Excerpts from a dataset
• • •
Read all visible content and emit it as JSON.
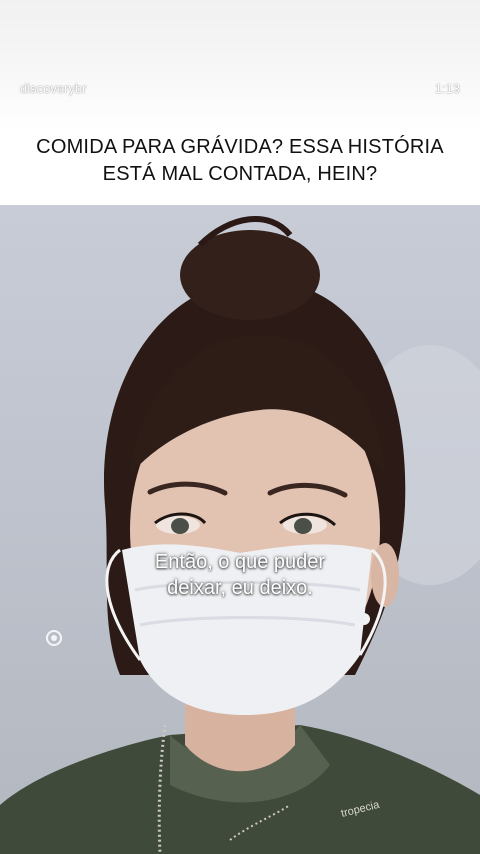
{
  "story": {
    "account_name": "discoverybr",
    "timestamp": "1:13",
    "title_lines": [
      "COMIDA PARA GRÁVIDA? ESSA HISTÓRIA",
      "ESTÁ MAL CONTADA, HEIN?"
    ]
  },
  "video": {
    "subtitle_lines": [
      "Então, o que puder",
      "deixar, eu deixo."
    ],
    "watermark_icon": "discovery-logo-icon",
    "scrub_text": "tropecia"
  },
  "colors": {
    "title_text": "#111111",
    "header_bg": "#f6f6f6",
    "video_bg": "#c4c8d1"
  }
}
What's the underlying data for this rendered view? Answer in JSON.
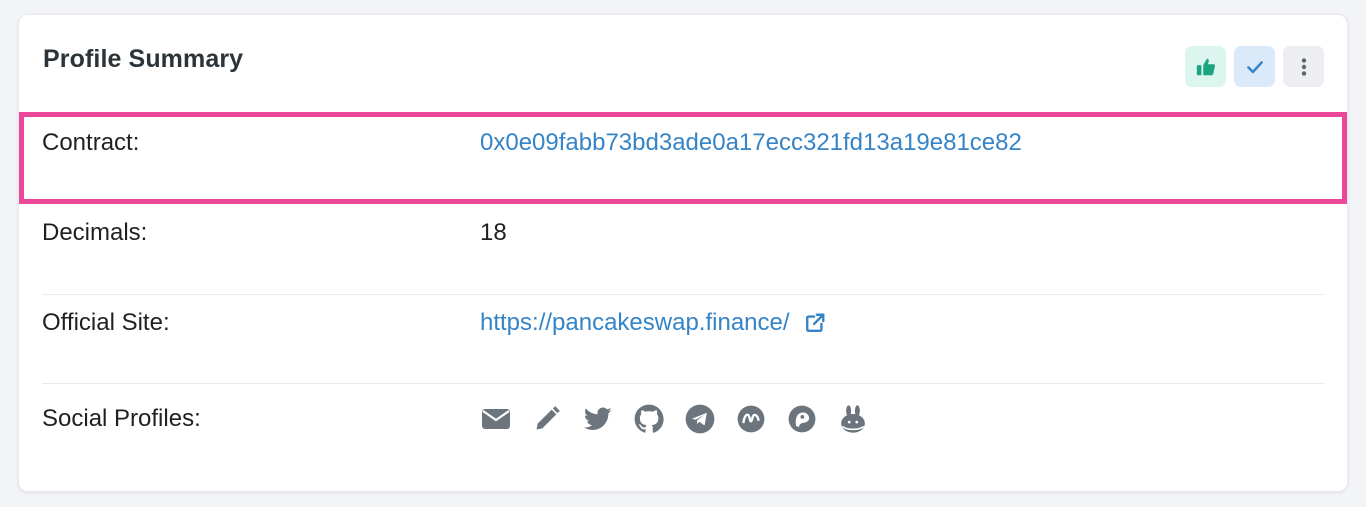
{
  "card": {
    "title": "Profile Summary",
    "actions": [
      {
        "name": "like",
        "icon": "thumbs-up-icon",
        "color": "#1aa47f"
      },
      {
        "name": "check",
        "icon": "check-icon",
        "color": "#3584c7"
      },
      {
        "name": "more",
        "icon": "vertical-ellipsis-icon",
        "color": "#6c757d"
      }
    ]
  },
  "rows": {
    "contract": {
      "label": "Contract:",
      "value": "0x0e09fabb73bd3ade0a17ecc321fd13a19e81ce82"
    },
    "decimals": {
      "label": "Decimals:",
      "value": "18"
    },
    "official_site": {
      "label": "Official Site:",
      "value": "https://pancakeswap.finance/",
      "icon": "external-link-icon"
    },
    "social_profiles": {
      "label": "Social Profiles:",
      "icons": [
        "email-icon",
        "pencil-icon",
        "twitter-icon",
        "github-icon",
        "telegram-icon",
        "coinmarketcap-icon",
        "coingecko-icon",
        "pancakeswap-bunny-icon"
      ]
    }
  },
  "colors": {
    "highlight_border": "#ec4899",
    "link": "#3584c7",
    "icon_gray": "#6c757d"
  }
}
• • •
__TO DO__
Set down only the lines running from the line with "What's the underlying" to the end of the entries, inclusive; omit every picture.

__TASK OUTPUT__
What's the underlying data for this rendered view? Answer in JSON.
{
  "card": {
    "title": "Profile Summary",
    "actions": [
      {
        "name": "like",
        "icon": "thumbs-up-icon",
        "color": "#1aa47f"
      },
      {
        "name": "check",
        "icon": "check-icon",
        "color": "#3584c7"
      },
      {
        "name": "more",
        "icon": "vertical-ellipsis-icon",
        "color": "#6c757d"
      }
    ]
  },
  "rows": {
    "contract": {
      "label": "Contract:",
      "value": "0x0e09fabb73bd3ade0a17ecc321fd13a19e81ce82"
    },
    "decimals": {
      "label": "Decimals:",
      "value": "18"
    },
    "official_site": {
      "label": "Official Site:",
      "value": "https://pancakeswap.finance/",
      "icon": "external-link-icon"
    },
    "social_profiles": {
      "label": "Social Profiles:",
      "icons": [
        "email-icon",
        "pencil-icon",
        "twitter-icon",
        "github-icon",
        "telegram-icon",
        "coinmarketcap-icon",
        "coingecko-icon",
        "pancakeswap-bunny-icon"
      ]
    }
  },
  "colors": {
    "highlight_border": "#ec4899",
    "link": "#3584c7",
    "icon_gray": "#6c757d"
  }
}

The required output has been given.